++++ DATA UNDER STUDY

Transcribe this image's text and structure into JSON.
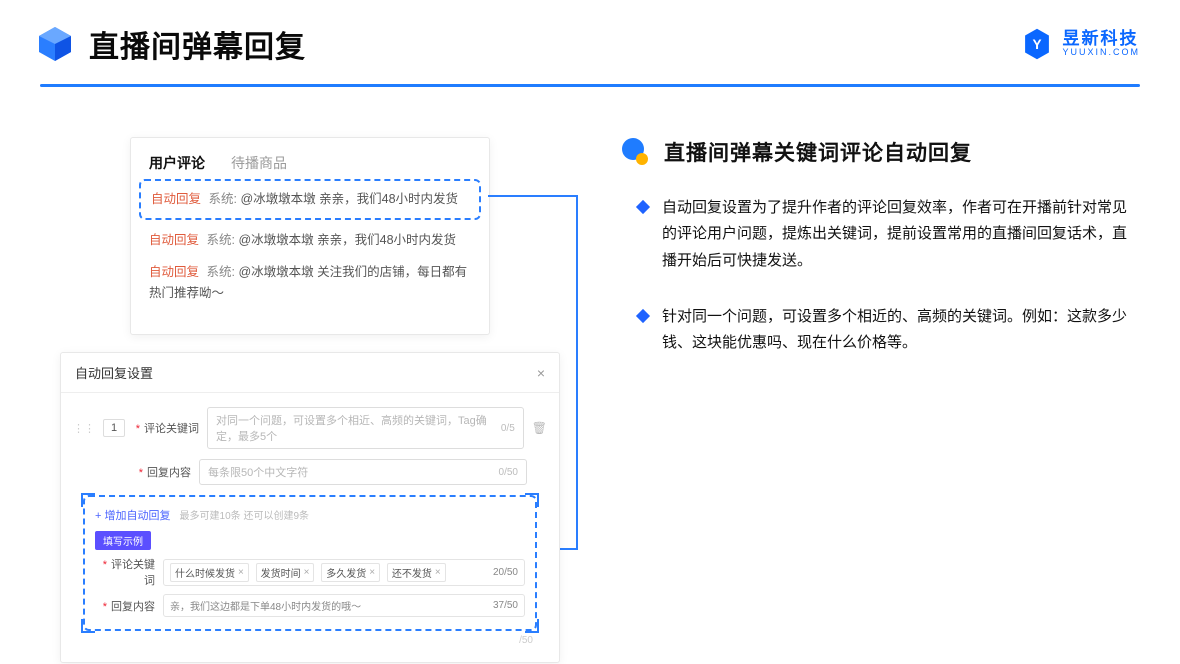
{
  "header": {
    "title": "直播间弹幕回复"
  },
  "brand": {
    "name": "昱新科技",
    "sub": "YUUXIN.COM"
  },
  "right": {
    "title": "直播间弹幕关键词评论自动回复",
    "bullets": [
      "自动回复设置为了提升作者的评论回复效率，作者可在开播前针对常见的评论用户问题，提炼出关键词，提前设置常用的直播间回复话术，直播开始后可快捷发送。",
      "针对同一个问题，可设置多个相近的、高频的关键词。例如：这款多少钱、这块能优惠吗、现在什么价格等。"
    ]
  },
  "comments": {
    "tab_active": "用户评论",
    "tab_other": "待播商品",
    "rows": [
      {
        "tag": "自动回复",
        "sys": "系统:",
        "text": "@冰墩墩本墩 亲亲，我们48小时内发货"
      },
      {
        "tag": "自动回复",
        "sys": "系统:",
        "text": "@冰墩墩本墩 亲亲，我们48小时内发货"
      },
      {
        "tag": "自动回复",
        "sys": "系统:",
        "text": "@冰墩墩本墩 关注我们的店铺，每日都有热门推荐呦～"
      }
    ]
  },
  "settings": {
    "title": "自动回复设置",
    "idx": "1",
    "kw_label": "评论关键词",
    "kw_placeholder": "对同一个问题，可设置多个相近、高频的关键词，Tag确定，最多5个",
    "kw_count": "0/5",
    "reply_label": "回复内容",
    "reply_placeholder": "每条限50个中文字符",
    "reply_count": "0/50",
    "add_text": "+ 增加自动回复",
    "add_hint": "最多可建10条 还可以创建9条",
    "example_badge": "填写示例",
    "ex_kw_label": "评论关键词",
    "ex_kw_chips": [
      "什么时候发货",
      "发货时间",
      "多久发货",
      "还不发货"
    ],
    "ex_kw_count": "20/50",
    "ex_reply_label": "回复内容",
    "ex_reply_text": "亲，我们这边都是下单48小时内发货的哦～",
    "ex_reply_count": "37/50",
    "outer_count": "/50"
  }
}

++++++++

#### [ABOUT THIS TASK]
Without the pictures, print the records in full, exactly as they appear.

#### [SOLVED EXERCISE]
Transcribe this image's text and structure into JSON.
{
  "header": {
    "title": "直播间弹幕回复"
  },
  "brand": {
    "name": "昱新科技",
    "sub": "YUUXIN.COM"
  },
  "right": {
    "title": "直播间弹幕关键词评论自动回复",
    "bullets": [
      "自动回复设置为了提升作者的评论回复效率，作者可在开播前针对常见的评论用户问题，提炼出关键词，提前设置常用的直播间回复话术，直播开始后可快捷发送。",
      "针对同一个问题，可设置多个相近的、高频的关键词。例如：这款多少钱、这块能优惠吗、现在什么价格等。"
    ]
  },
  "comments": {
    "tab_active": "用户评论",
    "tab_other": "待播商品",
    "rows": [
      {
        "tag": "自动回复",
        "sys": "系统:",
        "text": "@冰墩墩本墩 亲亲，我们48小时内发货"
      },
      {
        "tag": "自动回复",
        "sys": "系统:",
        "text": "@冰墩墩本墩 亲亲，我们48小时内发货"
      },
      {
        "tag": "自动回复",
        "sys": "系统:",
        "text": "@冰墩墩本墩 关注我们的店铺，每日都有热门推荐呦～"
      }
    ]
  },
  "settings": {
    "title": "自动回复设置",
    "idx": "1",
    "kw_label": "评论关键词",
    "kw_placeholder": "对同一个问题，可设置多个相近、高频的关键词，Tag确定，最多5个",
    "kw_count": "0/5",
    "reply_label": "回复内容",
    "reply_placeholder": "每条限50个中文字符",
    "reply_count": "0/50",
    "add_text": "+ 增加自动回复",
    "add_hint": "最多可建10条 还可以创建9条",
    "example_badge": "填写示例",
    "ex_kw_label": "评论关键词",
    "ex_kw_chips": [
      "什么时候发货",
      "发货时间",
      "多久发货",
      "还不发货"
    ],
    "ex_kw_count": "20/50",
    "ex_reply_label": "回复内容",
    "ex_reply_text": "亲，我们这边都是下单48小时内发货的哦～",
    "ex_reply_count": "37/50",
    "outer_count": "/50"
  }
}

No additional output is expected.